**YOUR ASSIGNMENT:**
Copy out all lines of the listing below that hold "Linear".

DATASET: Begin

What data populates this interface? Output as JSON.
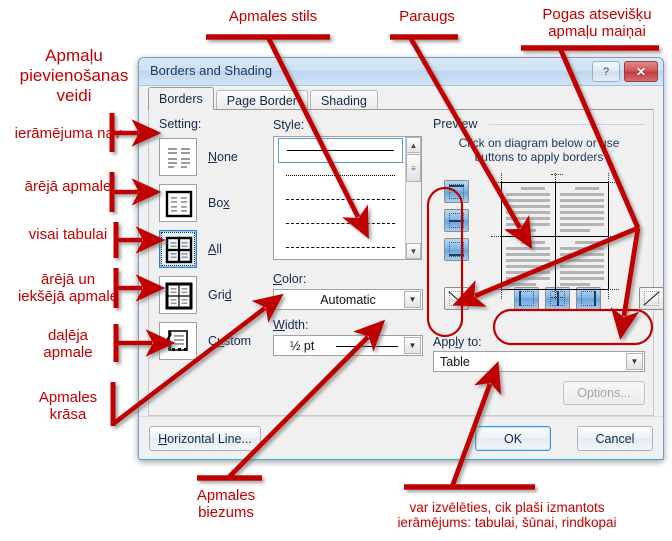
{
  "dialog": {
    "title": "Borders and Shading",
    "help_button": "?",
    "close_button": "✕",
    "tabs": [
      {
        "label": "Borders",
        "accel": "B",
        "active": true
      },
      {
        "label": "Page Border",
        "accel": "P",
        "active": false
      },
      {
        "label": "Shading",
        "accel": "S",
        "active": false
      }
    ],
    "setting": {
      "label": "Setting:",
      "options": [
        {
          "label": "None",
          "accel": "N",
          "selected": false
        },
        {
          "label": "Box",
          "accel": "x",
          "selected": false
        },
        {
          "label": "All",
          "accel": "A",
          "selected": true
        },
        {
          "label": "Grid",
          "accel": "G",
          "selected": false
        },
        {
          "label": "Custom",
          "accel": "u",
          "selected": false
        }
      ]
    },
    "style": {
      "label": "Style:",
      "items": [
        "solid",
        "dotted",
        "dashed-long",
        "dashed-short",
        "dash-dot"
      ],
      "selected_index": 0
    },
    "color": {
      "label": "Color:",
      "value": "Automatic"
    },
    "width": {
      "label": "Width:",
      "value": "½ pt"
    },
    "preview": {
      "legend": "Preview",
      "hint_line1": "Click on diagram below or use",
      "hint_line2": "buttons to apply borders",
      "side_buttons": [
        "top-border-button",
        "middle-horizontal-border-button",
        "bottom-border-button",
        "diagonal-down-border-button"
      ],
      "bottom_buttons": [
        "left-border-button",
        "middle-vertical-border-button",
        "right-border-button",
        "diagonal-up-border-button"
      ]
    },
    "apply_to": {
      "label": "Apply to:",
      "value": "Table"
    },
    "options_button": "Options...",
    "footer": {
      "horizontal_line": "Horizontal Line...",
      "ok": "OK",
      "cancel": "Cancel"
    }
  },
  "annotations": {
    "accent_color": "#C00000",
    "title_top_left": "Apmaļu\npievienošanas\nveidi",
    "left_items": [
      "ierāmējuma nav",
      "ārējā apmale",
      "visai tabulai",
      "ārējā un\niekšējā apmale",
      "daļēja\napmale",
      "Apmales\nkrāsa"
    ],
    "top_style": "Apmales stils",
    "top_preview": "Paraugs",
    "top_buttons": "Pogas atsevišķu\napmaļu maiņai",
    "bottom_width": "Apmales\nbiezums",
    "bottom_apply": "var izvēlēties, cik plaši izmantots\nierāmējums: tabulai, šūnai, rindkopai"
  }
}
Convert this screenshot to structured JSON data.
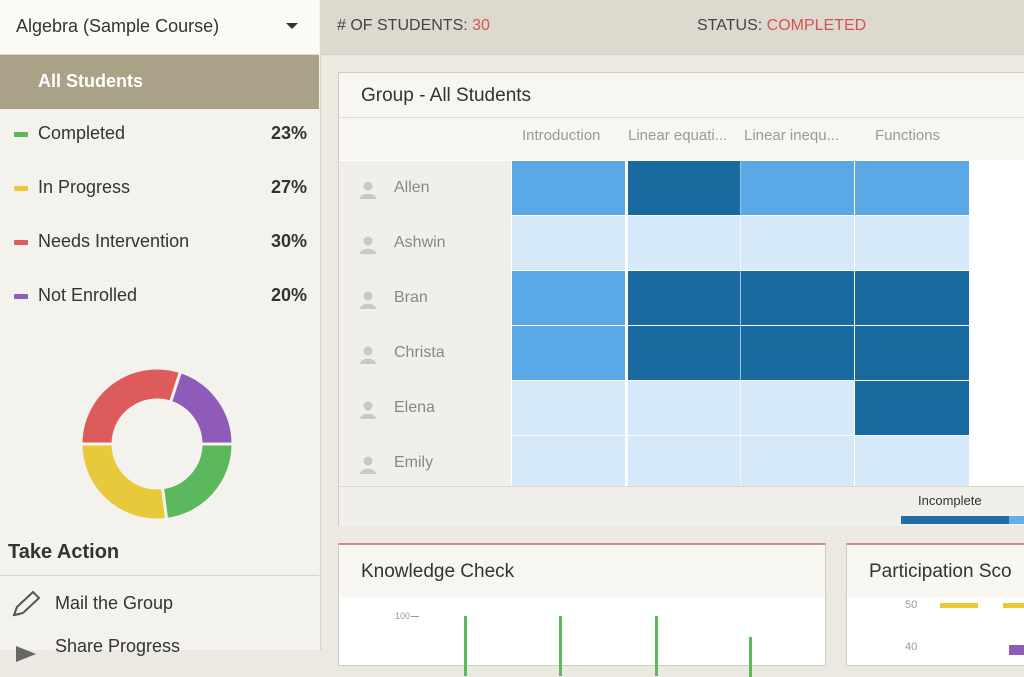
{
  "course_select": {
    "label": "Algebra (Sample Course)"
  },
  "topbar": {
    "students_label": "# OF STUDENTS:",
    "students_value": "30",
    "status_label": "STATUS:",
    "status_value": "COMPLETED"
  },
  "sidebar": {
    "all_students": "All Students",
    "legend": [
      {
        "name": "Completed",
        "pct": "23%",
        "color": "#5cb85c"
      },
      {
        "name": "In Progress",
        "pct": "27%",
        "color": "#e8c93a"
      },
      {
        "name": "Needs Intervention",
        "pct": "30%",
        "color": "#dd5b5b"
      },
      {
        "name": "Not Enrolled",
        "pct": "20%",
        "color": "#8e5bb8"
      }
    ],
    "take_action": "Take Action",
    "actions": [
      {
        "label": "Mail the Group",
        "icon": "pencil-icon"
      },
      {
        "label": "Share Progress",
        "icon": "share-icon"
      }
    ]
  },
  "group": {
    "title": "Group - All Students",
    "columns": [
      "Introduction",
      "Linear equati...",
      "Linear inequ...",
      "Functions"
    ],
    "students": [
      "Allen",
      "Ashwin",
      "Bran",
      "Christa",
      "Elena",
      "Emily"
    ],
    "legend_label": "Incomplete"
  },
  "knowledge_check": {
    "title": "Knowledge Check",
    "tick": "100"
  },
  "participation": {
    "title": "Participation Sco",
    "ticks": [
      "50",
      "40"
    ]
  },
  "chart_data": [
    {
      "type": "pie",
      "labels": [
        "Completed",
        "In Progress",
        "Needs Intervention",
        "Not Enrolled"
      ],
      "values": [
        23,
        27,
        30,
        20
      ],
      "colors": [
        "#5cb85c",
        "#e8c93a",
        "#dd5b5b",
        "#8e5bb8"
      ]
    },
    {
      "type": "heatmap",
      "x": [
        "Introduction",
        "Linear equati...",
        "Linear inequ...",
        "Functions"
      ],
      "y": [
        "Allen",
        "Ashwin",
        "Bran",
        "Christa",
        "Elena",
        "Emily"
      ],
      "levels": [
        [
          2,
          3,
          2,
          2
        ],
        [
          1,
          1,
          1,
          1
        ],
        [
          2,
          3,
          3,
          3
        ],
        [
          2,
          3,
          3,
          3
        ],
        [
          1,
          1,
          1,
          3
        ],
        [
          1,
          1,
          1,
          1
        ]
      ],
      "level_colors": {
        "1": "#d6e9f9",
        "2": "#5aa8e6",
        "3": "#1a6aa2"
      }
    }
  ]
}
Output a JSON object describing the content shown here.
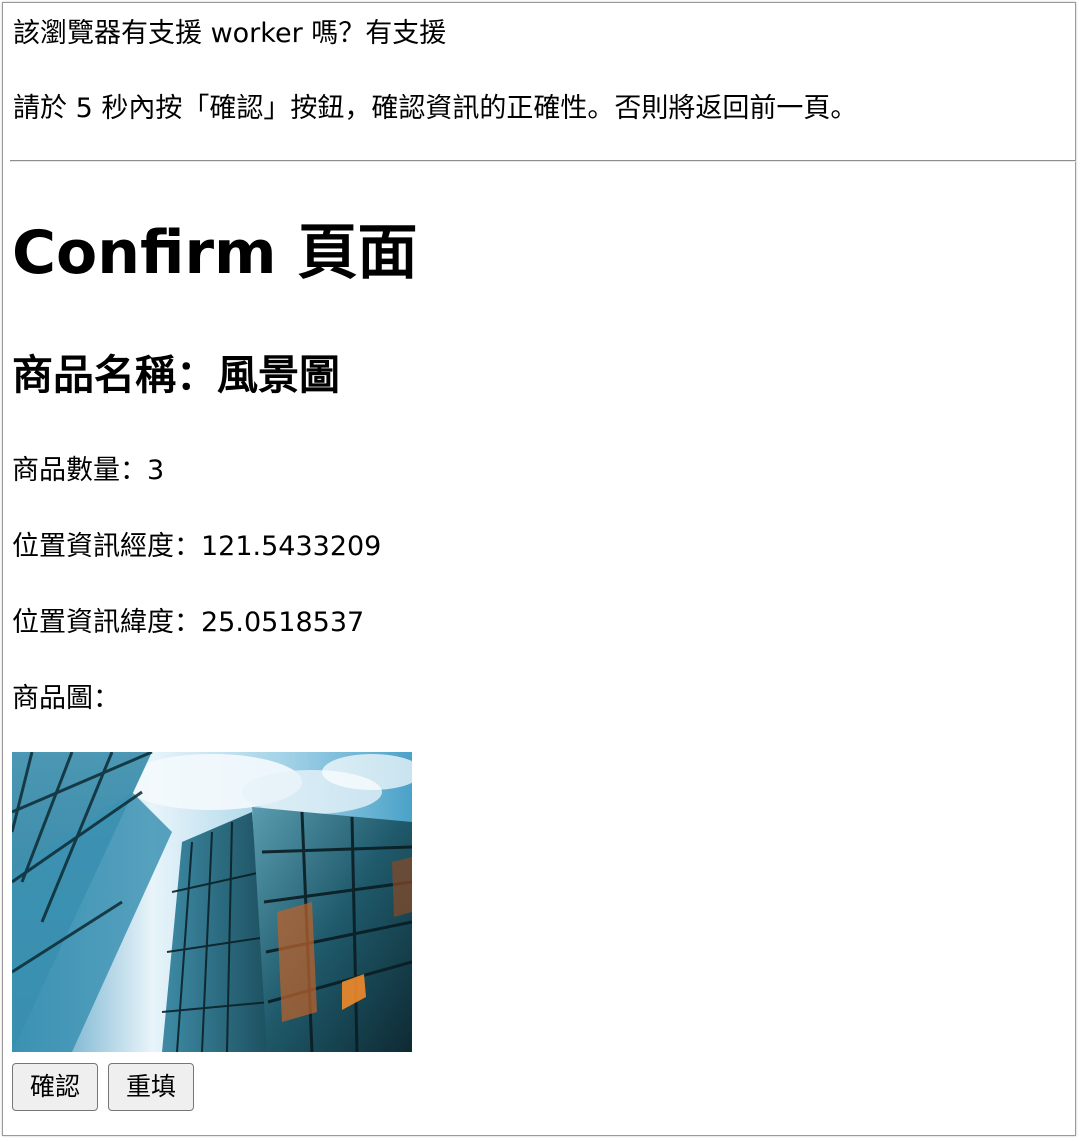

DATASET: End

**FINISHED TASK:**
      "Linear equati...",
      "Linear inequ...",
        "Linear equati...",
        "Linear inequ...",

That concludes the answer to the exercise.